Google offers three pay-to-play storage options: 100 GB for $1.99 a month, 200 GB for $2.99 a month or 2,000 GB for $9.99 a month. All three are also available on a yearly basis for a discount. Unless you’re storing a lot of big files or sharing with a family of power users, the “Basic” 100 GB plan should be a sufficient upgrade.
If you decide to purge to free up storage space instead, start with big photo and video files. This storage management page helpfully groups large photos and videos — as well as blurry photos and screenshots — so you can easily delete them. (You’ll need to be signed in to your Google account for it to work.) If that doesn’t do the trick, go on to this page and check if there are deleted emails, spam emails, large email attachments or other big files to clear out. Just deleting all the old videos from my Google Drive cleared 9 GB of space, about three-fifths of the free storage quota.
You can go through this same process from your mobile device by using the Google One app, which is available in the Google Play store and the Apple App Store.
Be careful before you mass delete files, though, especially attachments. I found old W-2s, apartment leases and other things I need to hang on to. It’s a taste of why switching email providers feels so impossible: Our lives happen on email, including messages from employers, health-care providers and banks. In that sense, Google has Gmail users on the line.
Where to store photos and videos
If your Google account storage is filling up and Google Photos is the culprit, you can always switch to a different cloud storage option for your photos and videos. But you will also run into the same issue of having to pay for extra storage.
If you use an Apple device and already store data in iCloud, that could be a good landing place for photos. Apple charges $0.99 a month for 50 GB of storage on iCloud+ subscription plans, $2.99 for 200 GB and $9.99 for 2,000 GB. You can buy more storage for your iCloud account from an iPhone or iPad by going to Settings > Your Name > iCloud > Manage Storage or iCloud Storage. On a Mac computer, go to the Apple menu > System Preferences > Apple ID > iCloud > Manage (in the bottom right corner).

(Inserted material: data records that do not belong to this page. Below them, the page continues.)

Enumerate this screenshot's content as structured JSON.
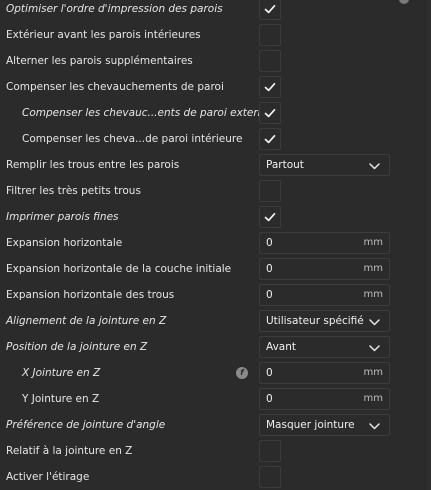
{
  "settings": [
    {
      "label": "Optimiser l'ordre d'impression des parois",
      "italic": true,
      "indent": false,
      "control": "checkbox",
      "checked": true
    },
    {
      "label": "Extérieur avant les parois intérieures",
      "italic": false,
      "indent": false,
      "control": "checkbox",
      "checked": false
    },
    {
      "label": "Alterner les parois supplémentaires",
      "italic": false,
      "indent": false,
      "control": "checkbox",
      "checked": false
    },
    {
      "label": "Compenser les chevauchements de paroi",
      "italic": false,
      "indent": false,
      "control": "checkbox",
      "checked": true
    },
    {
      "label": "Compenser les chevauc...ents de paroi externe",
      "italic": true,
      "indent": true,
      "control": "checkbox",
      "checked": true
    },
    {
      "label": "Compenser les cheva...de paroi intérieure",
      "italic": false,
      "indent": true,
      "control": "checkbox",
      "checked": true
    },
    {
      "label": "Remplir les trous entre les parois",
      "italic": false,
      "indent": false,
      "control": "select",
      "value": "Partout"
    },
    {
      "label": "Filtrer les très petits trous",
      "italic": false,
      "indent": false,
      "control": "checkbox",
      "checked": false
    },
    {
      "label": "Imprimer parois fines",
      "italic": true,
      "indent": false,
      "control": "checkbox",
      "checked": true
    },
    {
      "label": "Expansion horizontale",
      "italic": false,
      "indent": false,
      "control": "number",
      "value": "0",
      "unit": "mm"
    },
    {
      "label": "Expansion horizontale de la couche initiale",
      "italic": false,
      "indent": false,
      "control": "number",
      "value": "0",
      "unit": "mm"
    },
    {
      "label": "Expansion horizontale des trous",
      "italic": false,
      "indent": false,
      "control": "number",
      "value": "0",
      "unit": "mm"
    },
    {
      "label": "Alignement de la jointure en Z",
      "italic": true,
      "indent": false,
      "control": "select",
      "value": "Utilisateur spécifié"
    },
    {
      "label": "Position de la jointure en Z",
      "italic": true,
      "indent": false,
      "control": "select",
      "value": "Avant"
    },
    {
      "label": "X Jointure en Z",
      "italic": true,
      "indent": true,
      "control": "number",
      "value": "0",
      "unit": "mm",
      "fx": true
    },
    {
      "label": "Y Jointure en Z",
      "italic": false,
      "indent": true,
      "control": "number",
      "value": "0",
      "unit": "mm"
    },
    {
      "label": "Préférence de jointure d'angle",
      "italic": true,
      "indent": false,
      "control": "select",
      "value": "Masquer jointure"
    },
    {
      "label": "Relatif à la jointure en Z",
      "italic": false,
      "indent": false,
      "control": "checkbox",
      "checked": false
    },
    {
      "label": "Activer l'étirage",
      "italic": false,
      "indent": false,
      "control": "checkbox",
      "checked": false
    }
  ],
  "fx_icon_glyph": "f",
  "icons": {
    "check": "check-icon",
    "chevron": "chevron-down-icon",
    "fx": "function-icon"
  }
}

Amazon Prime members get free unlimited full-resolution photo storage, and the company offers some upgraded storage options, too.
(Amazon founder Jeff Bezos owns The Washington Post.)
Dropbox offers the biggest storage option, with a 3,000 GB “Professional” plan for $19.99 a month.
And Microsoft’s OneDrive has personal and family Microsoft 365 plans, both of which come with 1,000 GB per person, along with Office apps like Word and Excel. The personal plan is $6.99 a month, and the family plan is $9.99 a month for up to six people.
Google, Dropbox and Microsoft all offer discounts if you go with a yearly subscription, and the three companies’ discounts were about equal at around 17 percent.
What if I’m worried about privacy?
Google doesn’t have a great privacy track record. For instance, its Chrome browser collects data on you as you click around the Internet to help tailor Google products to your liking and show ads for things you’re more likely to buy. Concerns over a Google-run email service have driven some people toward more private email providers. (Though the company stopped reading your emails for advertising purposes in 2017.)
Proton and Tutanota are two providers that offer free accounts and end-to-end encryption, which means only you and your recipient can see the messages flying back and forth — not even the provider in the middle. To set up an account, just follow the links above, click the “sign up” button, select the free email plan and choose a new email address and unique, hard-to-guess password.
But if you’re lazy, busy or above it all, just toss some video files in the trash and carry on. Your Gmail is salvageable — and familiar.